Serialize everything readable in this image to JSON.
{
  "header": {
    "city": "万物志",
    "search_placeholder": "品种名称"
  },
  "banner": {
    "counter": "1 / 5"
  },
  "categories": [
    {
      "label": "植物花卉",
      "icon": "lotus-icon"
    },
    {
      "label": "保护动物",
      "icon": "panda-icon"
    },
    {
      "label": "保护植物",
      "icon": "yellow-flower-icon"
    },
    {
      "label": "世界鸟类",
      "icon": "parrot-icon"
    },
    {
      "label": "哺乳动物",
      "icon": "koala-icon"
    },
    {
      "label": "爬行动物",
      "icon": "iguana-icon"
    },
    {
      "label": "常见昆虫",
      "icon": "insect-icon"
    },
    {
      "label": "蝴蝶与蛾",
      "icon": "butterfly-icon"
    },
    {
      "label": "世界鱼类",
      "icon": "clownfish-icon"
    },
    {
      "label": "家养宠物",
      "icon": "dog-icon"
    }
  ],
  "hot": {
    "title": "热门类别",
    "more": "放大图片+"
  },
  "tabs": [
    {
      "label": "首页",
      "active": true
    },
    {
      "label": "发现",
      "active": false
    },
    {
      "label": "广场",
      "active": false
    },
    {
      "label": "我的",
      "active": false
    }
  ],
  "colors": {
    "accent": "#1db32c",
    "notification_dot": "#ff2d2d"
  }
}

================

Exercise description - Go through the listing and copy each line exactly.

Solution for this problem -
Serialize everything readable in this image to JSON.
{
  "header": {
    "city": "万物志",
    "search_placeholder": "品种名称"
  },
  "banner": {
    "counter": "1 / 5"
  },
  "categories": [
    {
      "label": "植物花卉",
      "icon": "lotus-icon"
    },
    {
      "label": "保护动物",
      "icon": "panda-icon"
    },
    {
      "label": "保护植物",
      "icon": "yellow-flower-icon"
    },
    {
      "label": "世界鸟类",
      "icon": "parrot-icon"
    },
    {
      "label": "哺乳动物",
      "icon": "koala-icon"
    },
    {
      "label": "爬行动物",
      "icon": "iguana-icon"
    },
    {
      "label": "常见昆虫",
      "icon": "insect-icon"
    },
    {
      "label": "蝴蝶与蛾",
      "icon": "butterfly-icon"
    },
    {
      "label": "世界鱼类",
      "icon": "clownfish-icon"
    },
    {
      "label": "家养宠物",
      "icon": "dog-icon"
    }
  ],
  "hot": {
    "title": "热门类别",
    "more": "放大图片+"
  },
  "tabs": [
    {
      "label": "首页",
      "active": true
    },
    {
      "label": "发现",
      "active": false
    },
    {
      "label": "广场",
      "active": false
    },
    {
      "label": "我的",
      "active": false
    }
  ],
  "colors": {
    "accent": "#1db32c",
    "notification_dot": "#ff2d2d"
  }
}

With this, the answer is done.